Diplomacy is the art of compromise, and in a crisis atmosphere some conflicting issues of lesser importance must give way in favor of the larger and more urgent issues. The crisis in Syria and its regional implications must top the Israeli-Turkish agenda. Turkey and Israel are surrounded by unfriendly nations, if not outright aggressive enemies, and thus, their collaboration, which is urged by the US, has become critically important, especially during the uncertainty that is sweeping the Middle East. The two countries can work together on a host of crucial issues including the Israeli-Palestinian conflict; Iran’s nuclear weapons program; and the Syrian crisis, where it is imperative that both countries aid in preventing Syria’s chemical and possibly biological weapons from falling into the hands of extremist groups. It is not suggested here that Israeli-Turkish collaboration can resolve any or all of these conflicts, but their full cooperation and sharing of intelligence could reduce or mitigate some of the tension. Together, and with the support of Western powers, they can influence the outcome of some of these conflicts.

It is understandable that Turkey would not want to make the first move, especially in light of the Arab upheavals and Turkey’s presumed leadership role in the Muslim world. The vast majority of the Arab states, however, are Sunni-dominated and are far more concerned over Iran becoming the dominant power in Syria, equipped with nuclear weapons (with the potential for further upheavals engulfing the region), than with Israel. The fact that this truth is not spelled out does not mean that it is not the prevailing sentiment.

Turkey and Israel now have a momentous opportunity to look anew at the simmering conditions in the region. They must work together to prevent some events from spinning out of control. Full collaboration between the two countries will at a minimum deter other regional players from undermining their interests with impunity.

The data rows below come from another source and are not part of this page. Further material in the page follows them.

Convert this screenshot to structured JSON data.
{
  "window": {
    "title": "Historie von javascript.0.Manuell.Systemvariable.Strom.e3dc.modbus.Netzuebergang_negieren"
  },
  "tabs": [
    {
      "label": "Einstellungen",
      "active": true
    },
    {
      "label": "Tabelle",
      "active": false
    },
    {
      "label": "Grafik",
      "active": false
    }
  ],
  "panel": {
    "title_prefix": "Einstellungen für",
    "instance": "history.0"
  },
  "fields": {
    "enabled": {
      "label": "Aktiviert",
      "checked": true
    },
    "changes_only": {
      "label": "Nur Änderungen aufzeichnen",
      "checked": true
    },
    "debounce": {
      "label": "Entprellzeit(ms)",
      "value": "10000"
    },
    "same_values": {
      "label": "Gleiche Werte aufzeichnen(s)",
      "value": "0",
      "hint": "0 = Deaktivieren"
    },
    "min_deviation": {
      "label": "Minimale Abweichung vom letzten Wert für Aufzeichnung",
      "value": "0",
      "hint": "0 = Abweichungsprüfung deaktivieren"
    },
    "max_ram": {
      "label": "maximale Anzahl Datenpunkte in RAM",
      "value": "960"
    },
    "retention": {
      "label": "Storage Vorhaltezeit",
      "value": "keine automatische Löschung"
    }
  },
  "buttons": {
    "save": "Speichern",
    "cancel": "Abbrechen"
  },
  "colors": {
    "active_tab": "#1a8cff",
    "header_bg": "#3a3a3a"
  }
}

About the Author
Dr Alon Ben-Meir is an expert on Middle East politics and affairs, specializing in peace negotiations between Israel and Arab states. Dr. Ben-Meir has been directly involved in various negotiations between Israel and its neighboring countries and has operated as a liaison between top Arab and Israeli officials. Dr. Ben-Meir serves as senior fellow at New York University’s Center for Global Affairs where he has taught courses on the Middle East and international negotiations. He also hosts “Global Leaders: Conversations with Alon Ben-Meir”, a speaking series of debates and conversations with top policy-makers from around the world held each semester at NYU. He also regularly briefs at the US State Department for the International Visitors Program.